Engineers know the way to torque down screw caps is to run the bottle top past multiple pairs of rotating elastomer wheels. Each pair imparts a twist on the cap until it finally bottoms out. Then, the tight cap slips past as the elastomer wheels keep turning.
To spare undue wear on the cap and the wheels especially, some machine designers install slip clutches that permit the wheels to overrun once the cap hits a finished torque. Elegant in their simplicity, humble slip clutches can last a long time. Properly designed, they'll go 30 million cycles, says Jerry Shaff, president of Polyclutch. The secret is in limiting the heat they build up.
Shaff says the formula,
Watts = torque (in.-lbs.) * rpm * 0.011
determines the heat a system generates. Staying under that number when specifying the clutch ensures its long life—one that often outlasts the mechanism it's in, Shaff says.
That's for a continuous duty clutch, of course. Intermittent duty clutches, such as those used for overload protection—the popular application—can be sized more leniently.

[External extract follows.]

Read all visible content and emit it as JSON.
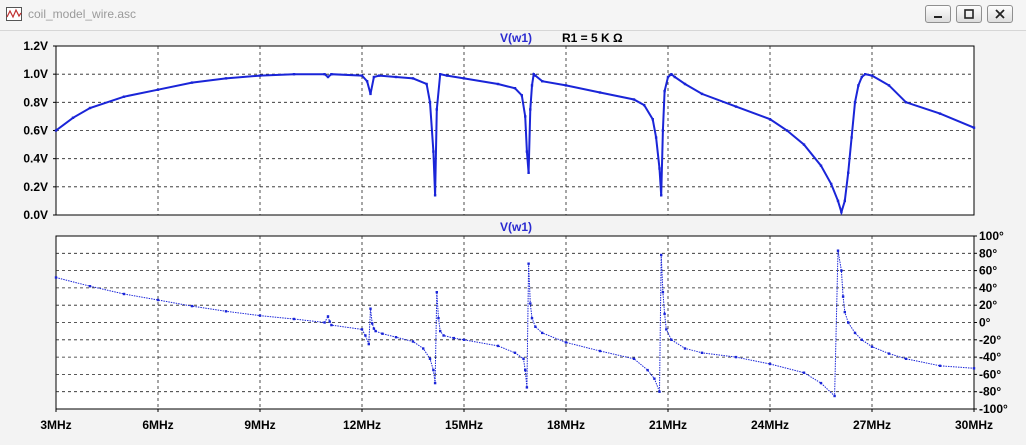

Capping is just one of a host of intriguing applications. Shaff, a former machine designer himself, says the devices are particularly adept at letting machines run faster than they ordinarily would. The device can add a soft-start feature to a winder, say, which allows it to run twice as fast because no shock is introduced to the wire when starting up. Electrical devices do this all the time, of course, but the inexpensive slip clutch does it with little fanfare.
Anatomy of a Slip Clutch
Multiple friction discs transfer torque between a motor shaft and a pulley at a torque set by spring pressure upon the stack. A fixed torque clutch substitutes a plate for the adjusting nut. Polyclutch slip clutch torques are calibrated to ±20 percent but can be held to tigher tolerances, the company says.
Contact: Jerry Shaff or Phil Bacon, Polyclutch Tel: 800-562-9522